Waldorf introduced the Streichfett String Synthesizer in the size of the Waldorf Rocket in 2014. The news about it spread fast, as it was a big suprise to see a hardware version of a string machine being built in this century or millenium again.
On the Musikmesse a few prototypes where shown (one is seen above on the left). They were slightly different in the lables and functions. And Waldorf changed the ensemble FX section for a better sound before releasing the production version (seen on the right).
It was not Waldorf's goal to do a string machine to be able to recreate every well known string machine in all its sound details. But to built a flexible and programmable version with a wider range of sound characters then any other string machine I can think of. And all this for a price tag below you have to pay for a single vintage string machine on online auctions.
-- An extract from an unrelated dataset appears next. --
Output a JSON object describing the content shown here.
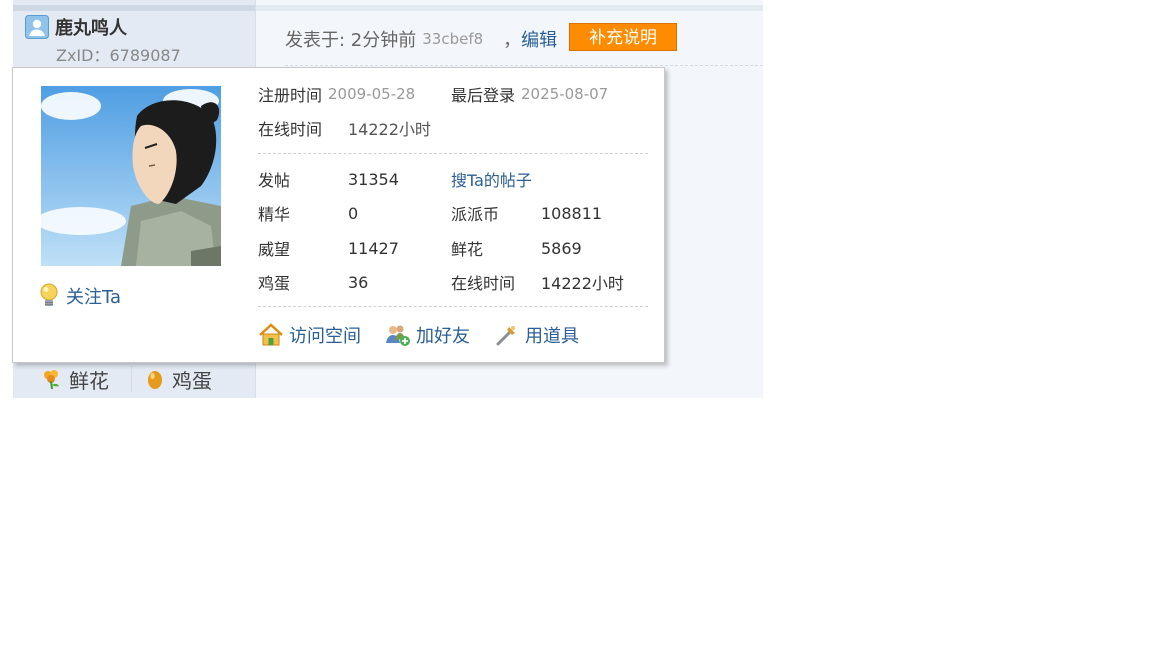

And they did it very well!
You can get the silky string sound of a Korg Lambda, the bass range of the Elka Rhapsody, the wide lush sound of a Logan String Melody well enough to be used on stage or in context. But of cause, the Streichfett is not a 100% copy soundwise of these. But way more flexible.
The synthesizer section was added to get the often seen string and polysynth sound combinations of later seventies string machines. And it is not its intention to be s full super synth, but to recreat the typical timbres of the mostly preset synth sound you got in stringmachines 35 to 40 years ago.
The Streichfett is working all digital inside. Even the Ensemble and Chorus FX is digital. It hasn't got an audio in to use the ensemble FX with external gear. Maybe Waldorf will built some super Ensemble FX like the Synthoma Élkorus or the Wersi Voice or the Baloran TriKo